Asset owners and advisers agreed to disagree on best practices in international investing at AsianInvestor’s 2nd annual China Global Investment Forum in Beijing this week.
One on-stage debate centred on the approach institutions should take to accessing emerging and developed markets and whether active or passive was the best way. It is a poignant issue in mainland China, where asset owners are beginning to diversify overseas in increasing numbers.
The forum heard that Chinese sovereign institutions tended to invest in developed markets, a reflection of the fact that China itself is an emerging market. They are seeking returns uncorrelated to their own domestic market.
There is also considered to be less political risk and more manageable volatility in developed markets than in developing countries, with clear and established rules of engagement in the capital markets.
These are important considerations for institutional investors in China, in many cases reaching out into global markets for the first time. It is a way to avoid the difficulty of hedging political risks such as capital account controls and taxation uncertainty.
It is not only insurers such as China Life that have started to hand out overseas mandates, as reported. Sovereign investors also see the value of outsourcing to external managers, usually paying management fees to target alpha.
At sovereign wealth fund China Investment Corporation, for example, more than two-thirds (67.7%) of assets were being managed by external houses at the end of 2014.
Many of these focus on complex hedge fund strategies including statistical arbitrage and fixed income relative value.
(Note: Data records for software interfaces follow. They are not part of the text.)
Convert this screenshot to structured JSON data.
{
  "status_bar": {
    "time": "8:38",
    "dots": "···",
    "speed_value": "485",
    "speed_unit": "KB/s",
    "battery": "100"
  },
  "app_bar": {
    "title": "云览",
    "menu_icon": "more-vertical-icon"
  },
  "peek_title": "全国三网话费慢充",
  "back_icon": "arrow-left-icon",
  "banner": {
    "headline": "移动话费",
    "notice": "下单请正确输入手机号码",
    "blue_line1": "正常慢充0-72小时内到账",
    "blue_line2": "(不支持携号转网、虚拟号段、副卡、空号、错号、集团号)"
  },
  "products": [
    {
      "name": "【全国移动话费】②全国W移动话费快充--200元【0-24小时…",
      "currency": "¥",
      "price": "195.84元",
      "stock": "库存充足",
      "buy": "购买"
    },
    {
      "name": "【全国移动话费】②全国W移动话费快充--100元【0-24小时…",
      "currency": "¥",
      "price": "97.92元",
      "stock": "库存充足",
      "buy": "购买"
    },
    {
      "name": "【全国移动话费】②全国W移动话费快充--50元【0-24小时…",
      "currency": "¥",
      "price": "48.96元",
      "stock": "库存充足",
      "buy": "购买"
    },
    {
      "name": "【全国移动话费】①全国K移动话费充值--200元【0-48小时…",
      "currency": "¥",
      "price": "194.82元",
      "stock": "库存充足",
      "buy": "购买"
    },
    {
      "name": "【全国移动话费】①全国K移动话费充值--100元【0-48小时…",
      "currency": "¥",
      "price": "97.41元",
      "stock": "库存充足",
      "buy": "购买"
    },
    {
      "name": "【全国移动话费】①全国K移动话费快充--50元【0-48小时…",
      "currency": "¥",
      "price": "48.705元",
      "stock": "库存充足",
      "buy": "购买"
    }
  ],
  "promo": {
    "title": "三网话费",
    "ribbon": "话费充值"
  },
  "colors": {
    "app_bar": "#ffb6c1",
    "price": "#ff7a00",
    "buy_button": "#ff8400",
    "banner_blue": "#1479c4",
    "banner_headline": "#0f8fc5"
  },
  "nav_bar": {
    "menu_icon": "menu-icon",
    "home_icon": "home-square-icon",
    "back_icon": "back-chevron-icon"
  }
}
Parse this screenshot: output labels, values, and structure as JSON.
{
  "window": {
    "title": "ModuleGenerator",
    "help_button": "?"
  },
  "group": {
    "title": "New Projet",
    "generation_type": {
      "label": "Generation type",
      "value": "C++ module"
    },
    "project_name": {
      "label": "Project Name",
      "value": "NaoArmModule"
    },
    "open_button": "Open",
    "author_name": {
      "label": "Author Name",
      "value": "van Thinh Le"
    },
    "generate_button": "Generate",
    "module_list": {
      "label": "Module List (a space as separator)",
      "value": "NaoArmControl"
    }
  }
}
Traditional equity and fixed income portfolios are more typically managed internally.
Firmly in the active management camp and speaking on the global investing panel was Stephen Joske, senior manager in the Asia investment division of AustralianSuper.
The $90 billion pension fund has generated an average annual return of 7.3% over the past 10 years, which Joske attributed to a philosophy of active management and strategic allocation, including macro-economic forecasting and individual stock selection.
“We have a strong preference for active management,” he stated unequivocally. “We have to do better than benchmark and market average.”
He noted that the pension fund selected a small number of external managers to try and make sure they were able to contribute to returns. “We focus on four or five [external] managers who are very good on every asset class,” he explained.
Larry Cao, Asia-Pacific content director at the CFA Institute, agreed on the importance of manager concentration, pointing out that hiring numerous external parties in the same asset class would ultimately be rendered meaningless.
“If investors such as CIC and AustralianSuper invest through too many [external managers], the result will be similar to index investing, but at a higher cost,” he said.
Christopher Hunter, managing director at consultancy Cambridge Associates, acknowledged that most institutional portfolios focused on active management when investing overseas, particularly when it came to hedge funds and private equity plays.
But he pointed out that Cambridge was recommending a high level of passive investment for certain institutions, notably when investing in emerging markets.
“Many of our clients have said they wanted to take active approach to generate alpha, but in fact if you had invested passively over five to 10 years through index investments [in emerging markets] you would have done better than if you had invested actively,” Hunter said.
He noted that a number of institutions opted to build simple portfolios and adopt a passive approach, focusing on asset allocation rather than external manager selection. “Most [portfolio] return comes from decisions on asset allocation,” he observed.
Joining in the panel debate on best practices in international investing was Wallace Yu, head of multi-asset group at CIC. All comments made by CIC staff during the China Investment Forum were non-attributable by prior arrangement.